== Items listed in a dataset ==
○ ○ ○ ○ ○

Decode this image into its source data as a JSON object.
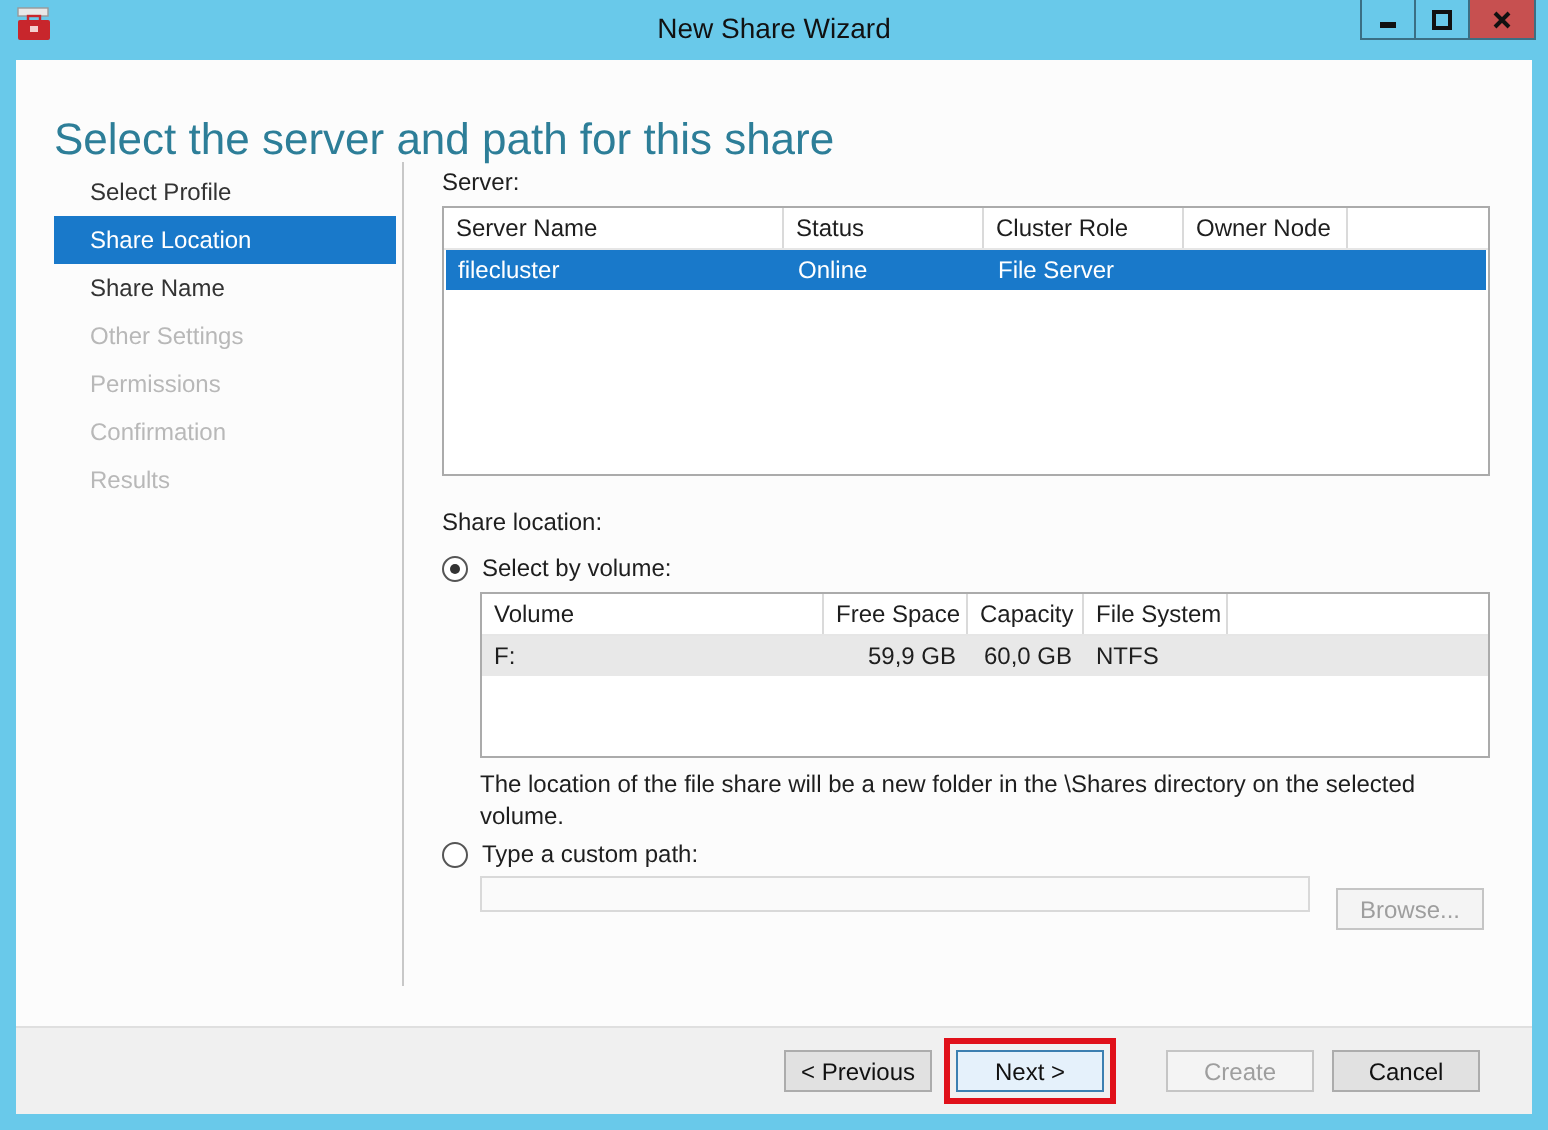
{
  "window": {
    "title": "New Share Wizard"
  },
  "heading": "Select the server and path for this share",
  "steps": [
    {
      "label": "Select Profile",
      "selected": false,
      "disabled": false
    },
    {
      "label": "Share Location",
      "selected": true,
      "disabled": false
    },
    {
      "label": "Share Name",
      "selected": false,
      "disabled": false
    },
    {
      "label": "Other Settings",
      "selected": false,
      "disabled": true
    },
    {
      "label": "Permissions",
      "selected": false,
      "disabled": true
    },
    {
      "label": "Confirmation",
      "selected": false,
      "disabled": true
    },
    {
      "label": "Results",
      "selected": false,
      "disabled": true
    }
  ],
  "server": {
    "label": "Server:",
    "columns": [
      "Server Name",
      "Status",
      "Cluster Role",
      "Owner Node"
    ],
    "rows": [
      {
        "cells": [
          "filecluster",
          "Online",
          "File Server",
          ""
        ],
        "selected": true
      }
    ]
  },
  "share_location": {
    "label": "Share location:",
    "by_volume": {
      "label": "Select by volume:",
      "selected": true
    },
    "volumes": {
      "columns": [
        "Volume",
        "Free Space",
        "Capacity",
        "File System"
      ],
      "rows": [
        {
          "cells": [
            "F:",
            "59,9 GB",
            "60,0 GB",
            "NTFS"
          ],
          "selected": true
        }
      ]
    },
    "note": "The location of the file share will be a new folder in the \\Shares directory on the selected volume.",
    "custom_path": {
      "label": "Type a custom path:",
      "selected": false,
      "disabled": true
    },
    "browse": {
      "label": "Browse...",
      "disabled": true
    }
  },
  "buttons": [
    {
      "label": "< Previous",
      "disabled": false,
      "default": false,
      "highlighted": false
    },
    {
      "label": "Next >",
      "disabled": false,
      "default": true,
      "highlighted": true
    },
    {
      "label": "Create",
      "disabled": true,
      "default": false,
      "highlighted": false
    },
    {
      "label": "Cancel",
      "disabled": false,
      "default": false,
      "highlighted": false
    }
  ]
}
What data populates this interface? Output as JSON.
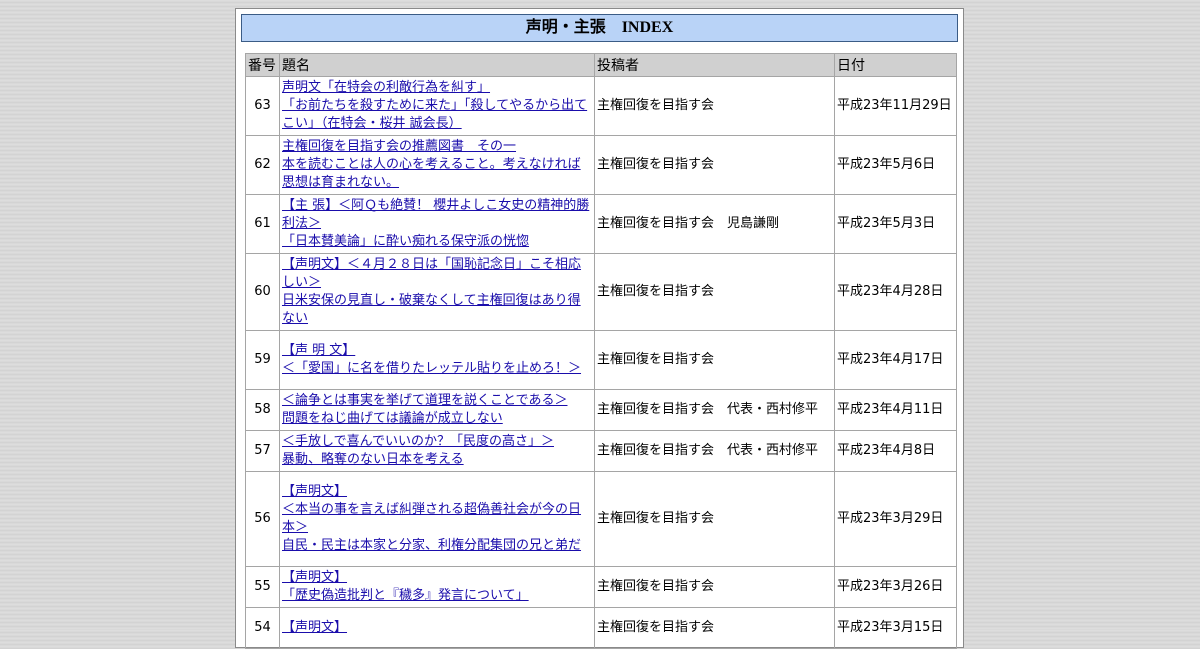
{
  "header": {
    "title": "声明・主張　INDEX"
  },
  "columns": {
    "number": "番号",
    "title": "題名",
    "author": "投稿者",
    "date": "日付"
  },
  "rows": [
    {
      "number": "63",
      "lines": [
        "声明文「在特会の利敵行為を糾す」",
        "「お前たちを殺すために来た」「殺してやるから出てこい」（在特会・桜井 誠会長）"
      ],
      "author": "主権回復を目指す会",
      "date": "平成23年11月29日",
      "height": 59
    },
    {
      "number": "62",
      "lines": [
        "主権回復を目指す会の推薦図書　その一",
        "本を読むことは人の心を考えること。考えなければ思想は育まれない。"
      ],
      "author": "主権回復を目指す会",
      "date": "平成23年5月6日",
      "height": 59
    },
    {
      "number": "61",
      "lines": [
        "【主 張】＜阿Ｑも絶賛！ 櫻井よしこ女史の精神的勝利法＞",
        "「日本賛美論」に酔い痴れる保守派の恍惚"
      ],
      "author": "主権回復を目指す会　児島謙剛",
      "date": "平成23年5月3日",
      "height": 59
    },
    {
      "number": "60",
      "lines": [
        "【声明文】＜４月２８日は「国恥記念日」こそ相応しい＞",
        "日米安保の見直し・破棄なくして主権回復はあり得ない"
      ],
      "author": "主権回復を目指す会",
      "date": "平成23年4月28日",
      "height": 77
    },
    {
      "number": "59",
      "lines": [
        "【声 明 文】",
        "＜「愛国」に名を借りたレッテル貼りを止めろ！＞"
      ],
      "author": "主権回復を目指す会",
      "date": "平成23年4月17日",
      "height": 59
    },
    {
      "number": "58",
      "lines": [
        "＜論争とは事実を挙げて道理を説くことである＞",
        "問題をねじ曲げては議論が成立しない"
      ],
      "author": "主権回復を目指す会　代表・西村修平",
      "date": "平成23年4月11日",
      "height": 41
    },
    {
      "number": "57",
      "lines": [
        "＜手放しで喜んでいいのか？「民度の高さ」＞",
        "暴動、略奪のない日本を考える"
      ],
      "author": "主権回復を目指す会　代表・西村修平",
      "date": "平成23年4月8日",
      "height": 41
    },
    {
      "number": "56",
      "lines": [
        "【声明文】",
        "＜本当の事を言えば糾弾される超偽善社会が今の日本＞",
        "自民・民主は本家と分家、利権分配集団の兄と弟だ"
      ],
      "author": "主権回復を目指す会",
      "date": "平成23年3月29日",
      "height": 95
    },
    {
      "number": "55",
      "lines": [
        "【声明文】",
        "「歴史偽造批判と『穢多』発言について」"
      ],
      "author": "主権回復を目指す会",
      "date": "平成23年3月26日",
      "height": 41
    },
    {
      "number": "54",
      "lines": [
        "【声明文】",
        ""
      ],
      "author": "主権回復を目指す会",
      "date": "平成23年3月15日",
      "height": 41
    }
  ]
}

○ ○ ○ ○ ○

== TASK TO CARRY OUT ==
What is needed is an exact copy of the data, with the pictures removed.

== FINAL ANSWER ==
Decode this image into its source data as a JSON object.
{
  "window": {
    "title": "New Share Wizard"
  },
  "heading": "Select the server and path for this share",
  "steps": [
    {
      "label": "Select Profile",
      "selected": false,
      "disabled": false
    },
    {
      "label": "Share Location",
      "selected": true,
      "disabled": false
    },
    {
      "label": "Share Name",
      "selected": false,
      "disabled": false
    },
    {
      "label": "Other Settings",
      "selected": false,
      "disabled": true
    },
    {
      "label": "Permissions",
      "selected": false,
      "disabled": true
    },
    {
      "label": "Confirmation",
      "selected": false,
      "disabled": true
    },
    {
      "label": "Results",
      "selected": false,
      "disabled": true
    }
  ],
  "server": {
    "label": "Server:",
    "columns": [
      "Server Name",
      "Status",
      "Cluster Role",
      "Owner Node"
    ],
    "rows": [
      {
        "cells": [
          "filecluster",
          "Online",
          "File Server",
          ""
        ],
        "selected": true
      }
    ]
  },
  "share_location": {
    "label": "Share location:",
    "by_volume": {
      "label": "Select by volume:",
      "selected": true
    },
    "volumes": {
      "columns": [
        "Volume",
        "Free Space",
        "Capacity",
        "File System"
      ],
      "rows": [
        {
          "cells": [
            "F:",
            "59,9 GB",
            "60,0 GB",
            "NTFS"
          ],
          "selected": true
        }
      ]
    },
    "note": "The location of the file share will be a new folder in the \\Shares directory on the selected volume.",
    "custom_path": {
      "label": "Type a custom path:",
      "selected": false,
      "disabled": true
    },
    "browse": {
      "label": "Browse...",
      "disabled": true
    }
  },
  "buttons": [
    {
      "label": "< Previous",
      "disabled": false,
      "default": false,
      "highlighted": false
    },
    {
      "label": "Next >",
      "disabled": false,
      "default": true,
      "highlighted": true
    },
    {
      "label": "Create",
      "disabled": true,
      "default": false,
      "highlighted": false
    },
    {
      "label": "Cancel",
      "disabled": false,
      "default": false,
      "highlighted": false
    }
  ]
}
What data populates this interface? Output as JSON.
{
  "header": {
    "title": "声明・主張　INDEX"
  },
  "columns": {
    "number": "番号",
    "title": "題名",
    "author": "投稿者",
    "date": "日付"
  },
  "rows": [
    {
      "number": "63",
      "lines": [
        "声明文「在特会の利敵行為を糾す」",
        "「お前たちを殺すために来た」「殺してやるから出てこい」（在特会・桜井 誠会長）"
      ],
      "author": "主権回復を目指す会",
      "date": "平成23年11月29日",
      "height": 59
    },
    {
      "number": "62",
      "lines": [
        "主権回復を目指す会の推薦図書　その一",
        "本を読むことは人の心を考えること。考えなければ思想は育まれない。"
      ],
      "author": "主権回復を目指す会",
      "date": "平成23年5月6日",
      "height": 59
    },
    {
      "number": "61",
      "lines": [
        "【主 張】＜阿Ｑも絶賛！ 櫻井よしこ女史の精神的勝利法＞",
        "「日本賛美論」に酔い痴れる保守派の恍惚"
      ],
      "author": "主権回復を目指す会　児島謙剛",
      "date": "平成23年5月3日",
      "height": 59
    },
    {
      "number": "60",
      "lines": [
        "【声明文】＜４月２８日は「国恥記念日」こそ相応しい＞",
        "日米安保の見直し・破棄なくして主権回復はあり得ない"
      ],
      "author": "主権回復を目指す会",
      "date": "平成23年4月28日",
      "height": 77
    },
    {
      "number": "59",
      "lines": [
        "【声 明 文】",
        "＜「愛国」に名を借りたレッテル貼りを止めろ！＞"
      ],
      "author": "主権回復を目指す会",
      "date": "平成23年4月17日",
      "height": 59
    },
    {
      "number": "58",
      "lines": [
        "＜論争とは事実を挙げて道理を説くことである＞",
        "問題をねじ曲げては議論が成立しない"
      ],
      "author": "主権回復を目指す会　代表・西村修平",
      "date": "平成23年4月11日",
      "height": 41
    },
    {
      "number": "57",
      "lines": [
        "＜手放しで喜んでいいのか？「民度の高さ」＞",
        "暴動、略奪のない日本を考える"
      ],
      "author": "主権回復を目指す会　代表・西村修平",
      "date": "平成23年4月8日",
      "height": 41
    },
    {
      "number": "56",
      "lines": [
        "【声明文】",
        "＜本当の事を言えば糾弾される超偽善社会が今の日本＞",
        "自民・民主は本家と分家、利権分配集団の兄と弟だ"
      ],
      "author": "主権回復を目指す会",
      "date": "平成23年3月29日",
      "height": 95
    },
    {
      "number": "55",
      "lines": [
        "【声明文】",
        "「歴史偽造批判と『穢多』発言について」"
      ],
      "author": "主権回復を目指す会",
      "date": "平成23年3月26日",
      "height": 41
    },
    {
      "number": "54",
      "lines": [
        "【声明文】",
        ""
      ],
      "author": "主権回復を目指す会",
      "date": "平成23年3月15日",
      "height": 41
    }
  ]
}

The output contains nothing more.